* _Records from a data source_
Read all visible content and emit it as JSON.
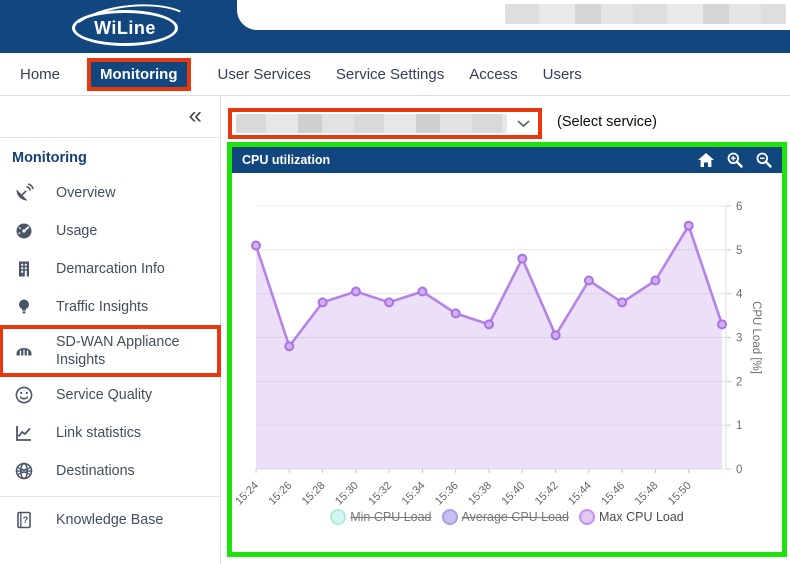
{
  "header": {
    "logo_text": "WiLine"
  },
  "nav": {
    "items": [
      {
        "label": "Home",
        "selected": false
      },
      {
        "label": "Monitoring",
        "selected": true,
        "annotated": true
      },
      {
        "label": "User Services",
        "selected": false
      },
      {
        "label": "Service Settings",
        "selected": false
      },
      {
        "label": "Access",
        "selected": false
      },
      {
        "label": "Users",
        "selected": false
      }
    ]
  },
  "sidebar": {
    "collapse_icon": "«",
    "section_title": "Monitoring",
    "items": [
      {
        "label": "Overview",
        "icon": "satellite-icon"
      },
      {
        "label": "Usage",
        "icon": "gauge-icon"
      },
      {
        "label": "Demarcation Info",
        "icon": "building-icon"
      },
      {
        "label": "Traffic Insights",
        "icon": "lightbulb-icon"
      },
      {
        "label": "SD-WAN Appliance Insights",
        "icon": "router-icon",
        "highlighted": true
      },
      {
        "label": "Service Quality",
        "icon": "smiley-icon"
      },
      {
        "label": "Link statistics",
        "icon": "line-chart-icon"
      },
      {
        "label": "Destinations",
        "icon": "globe-icon"
      },
      {
        "label": "Knowledge Base",
        "icon": "book-icon",
        "divider_before": true
      }
    ]
  },
  "main": {
    "service_select": {
      "value_redacted": true,
      "hint_label": "(Select service)"
    },
    "panel": {
      "title": "CPU utilization",
      "toolbar_icons": [
        "home-icon",
        "zoom-in-icon",
        "zoom-out-icon"
      ]
    }
  },
  "chart_data": {
    "type": "area",
    "title": "CPU utilization",
    "x_labels": [
      "15:24",
      "15:26",
      "15:28",
      "15:30",
      "15:32",
      "15:34",
      "15:36",
      "15:38",
      "15:40",
      "15:42",
      "15:44",
      "15:46",
      "15:48",
      "15:50",
      ""
    ],
    "series": [
      {
        "name": "Min CPU Load",
        "visible": false,
        "values": []
      },
      {
        "name": "Average CPU Load",
        "visible": false,
        "values": []
      },
      {
        "name": "Max CPU Load",
        "visible": true,
        "values": [
          5.1,
          2.8,
          3.8,
          4.05,
          3.8,
          4.05,
          3.55,
          3.3,
          4.8,
          3.05,
          4.3,
          3.8,
          4.3,
          5.55,
          3.3
        ]
      }
    ],
    "ylabel": "CPU Load [%]",
    "ylim": [
      0,
      6
    ],
    "yticks": [
      0,
      1,
      2,
      3,
      4,
      5,
      6
    ],
    "grid": true,
    "legend_position": "bottom",
    "legend": [
      {
        "label": "Min CPU Load",
        "struck": true,
        "fill": "#d3f6f1",
        "stroke": "#aeeae0"
      },
      {
        "label": "Average CPU Load",
        "struck": true,
        "fill": "#c8bff0",
        "stroke": "#a99de8"
      },
      {
        "label": "Max CPU Load",
        "struck": false,
        "fill": "#e3c8f6",
        "stroke": "#c590ee"
      }
    ]
  },
  "colors": {
    "brand_blue": "#11477e",
    "annotation_red": "#e8380f",
    "annotation_green": "#1fe20b",
    "line_purple": "#b583e8",
    "marker_fill": "#d2aff2",
    "marker_stroke": "#a873e2",
    "area_fill": "rgba(181,131,232,0.25)",
    "grid_gray": "#e8e8e8",
    "axis_text": "#6e6e6e"
  }
}
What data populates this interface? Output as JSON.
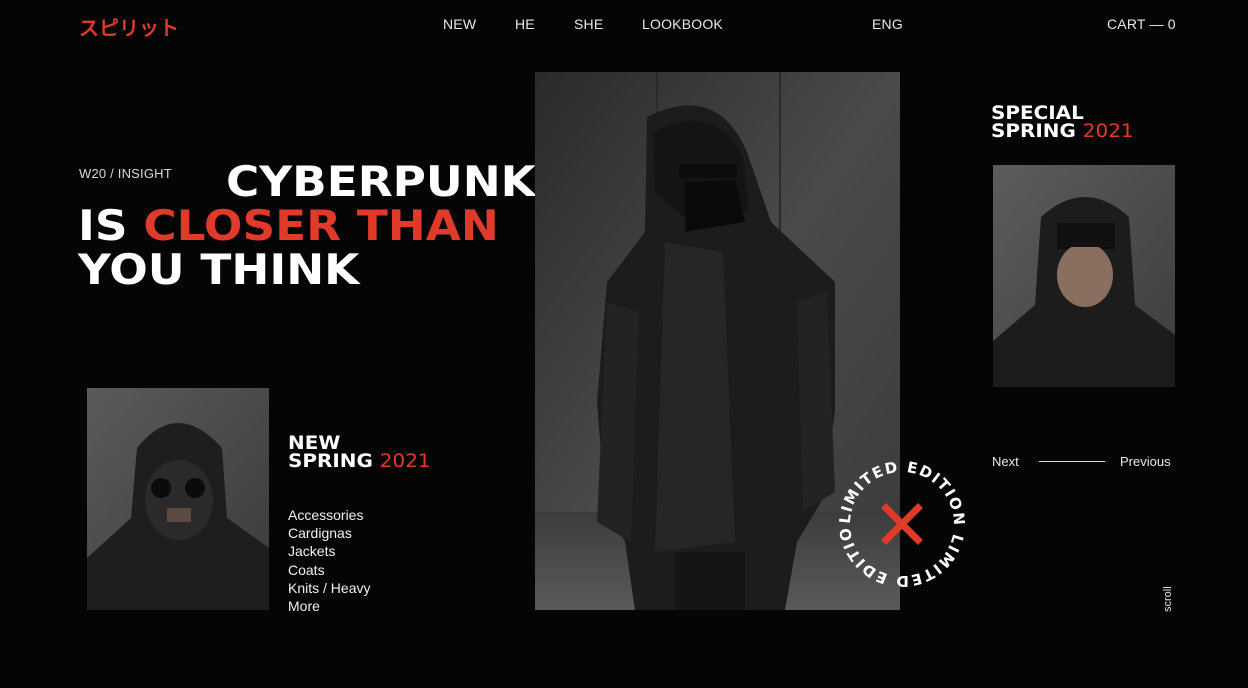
{
  "brand": {
    "logo": "スピリット"
  },
  "nav": {
    "items": [
      "NEW",
      "HE",
      "SHE",
      "LOOKBOOK"
    ],
    "language": "ENG",
    "cart": "CART — 0"
  },
  "hero": {
    "eyebrow": "W20 / INSIGHT",
    "line1": "CYBERPUNK",
    "line2_white": "IS",
    "line2_red": "CLOSER THAN",
    "line3": "YOU THINK"
  },
  "special": {
    "line1": "SPECIAL",
    "line2": "SPRING",
    "year": "2021"
  },
  "new_collection": {
    "line1": "NEW",
    "line2": "SPRING",
    "year": "2021",
    "categories": [
      "Accessories",
      "Cardignas",
      "Jackets",
      "Coats",
      "Knits / Heavy",
      "More"
    ]
  },
  "pager": {
    "next": "Next",
    "previous": "Previous"
  },
  "badge": {
    "text": "LIMITED EDITION LIMITED EDITION "
  },
  "scroll_label": "scroll",
  "colors": {
    "accent": "#e03a2a",
    "background": "#050505",
    "text": "#ffffff"
  },
  "icons": {
    "badge_mark": "x-mark-icon"
  }
}
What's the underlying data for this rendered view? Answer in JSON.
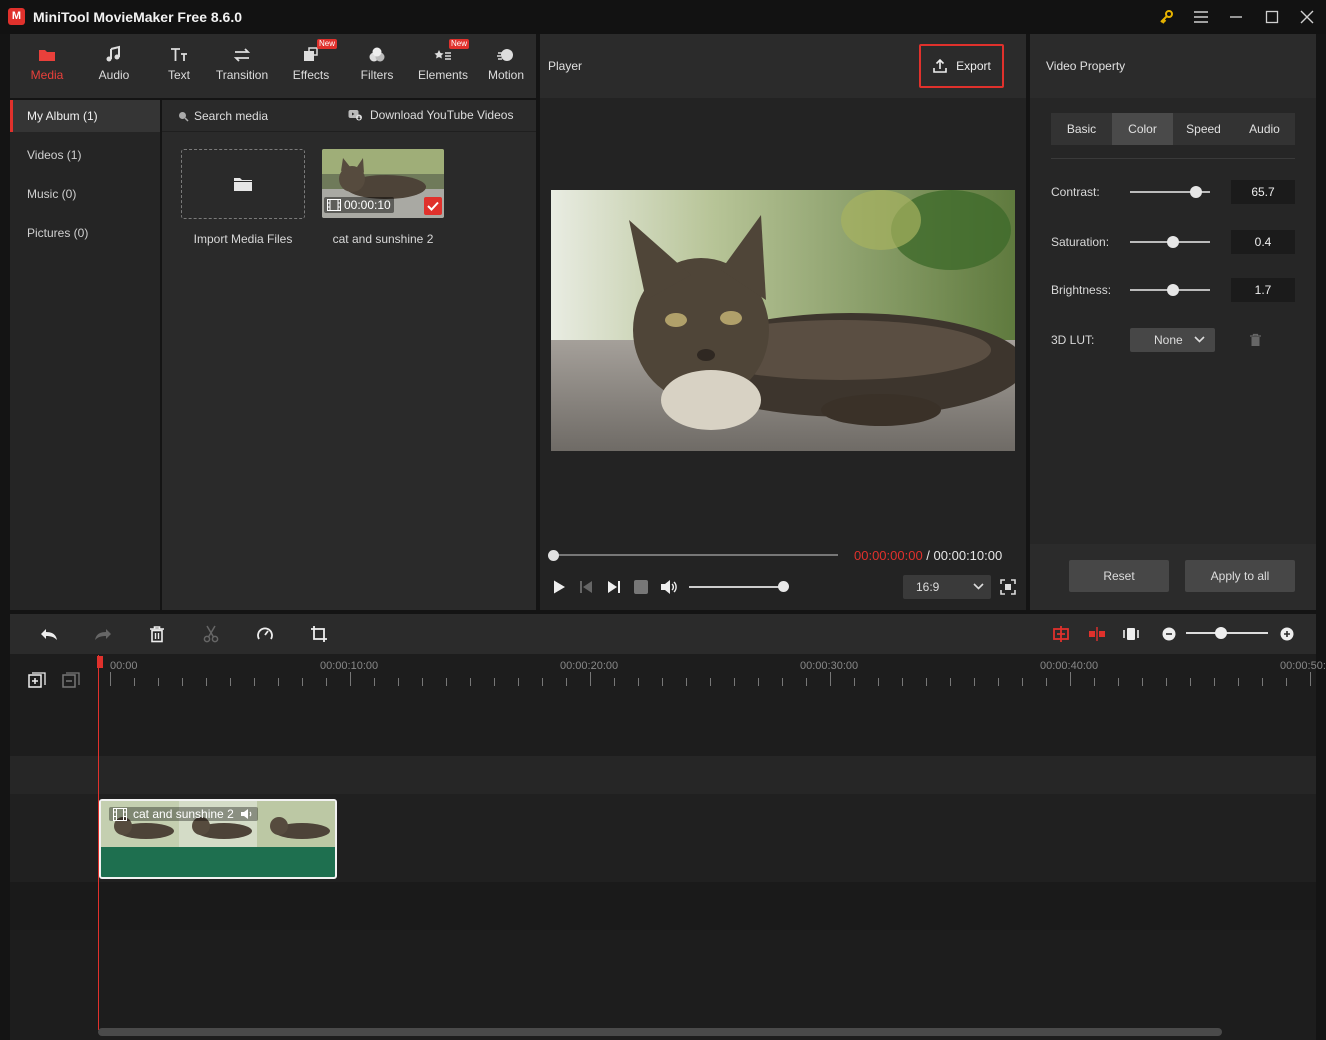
{
  "app": {
    "title": "MiniTool MovieMaker Free 8.6.0",
    "logo_letter": "M",
    "accent": "#e0312c"
  },
  "toolbar": {
    "items": [
      {
        "label": "Media",
        "icon": "folder-icon",
        "active": true
      },
      {
        "label": "Audio",
        "icon": "music-note-icon"
      },
      {
        "label": "Text",
        "icon": "text-icon"
      },
      {
        "label": "Transition",
        "icon": "transition-arrows-icon"
      },
      {
        "label": "Effects",
        "icon": "effects-icon",
        "badge": "New"
      },
      {
        "label": "Filters",
        "icon": "filters-icon"
      },
      {
        "label": "Elements",
        "icon": "elements-icon",
        "badge": "New"
      },
      {
        "label": "Motion",
        "icon": "motion-icon"
      }
    ]
  },
  "albums": {
    "items": [
      {
        "label": "My Album (1)"
      },
      {
        "label": "Videos (1)"
      },
      {
        "label": "Music (0)"
      },
      {
        "label": "Pictures (0)"
      }
    ]
  },
  "media": {
    "search_placeholder": "Search media",
    "download_label": "Download YouTube Videos",
    "import_label": "Import Media Files",
    "clip": {
      "name": "cat and sunshine 2",
      "duration": "00:00:10"
    }
  },
  "player": {
    "title": "Player",
    "export_label": "Export",
    "current_time": "00:00:00:00",
    "time_separator": " / ",
    "total_time": "00:00:10:00",
    "progress": 0,
    "volume": 1.0,
    "aspect": "16:9"
  },
  "property": {
    "title": "Video Property",
    "tabs": [
      {
        "label": "Basic"
      },
      {
        "label": "Color",
        "active": true
      },
      {
        "label": "Speed"
      },
      {
        "label": "Audio"
      }
    ],
    "contrast": {
      "label": "Contrast:",
      "value": "65.7",
      "level": 0.82
    },
    "saturation": {
      "label": "Saturation:",
      "value": "0.4",
      "level": 0.54
    },
    "brightness": {
      "label": "Brightness:",
      "value": "1.7",
      "level": 0.54
    },
    "lut": {
      "label": "3D LUT:",
      "value": "None"
    },
    "reset_label": "Reset",
    "apply_label": "Apply to all"
  },
  "timeline": {
    "ticks": [
      "00:00",
      "00:00:10:00",
      "00:00:20:00",
      "00:00:30:00",
      "00:00:40:00",
      "00:00:50:"
    ],
    "clip_label": "cat and sunshine 2",
    "zoom_level": 0.42
  }
}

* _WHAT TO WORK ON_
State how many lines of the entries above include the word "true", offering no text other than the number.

* _FINAL ANSWER_
11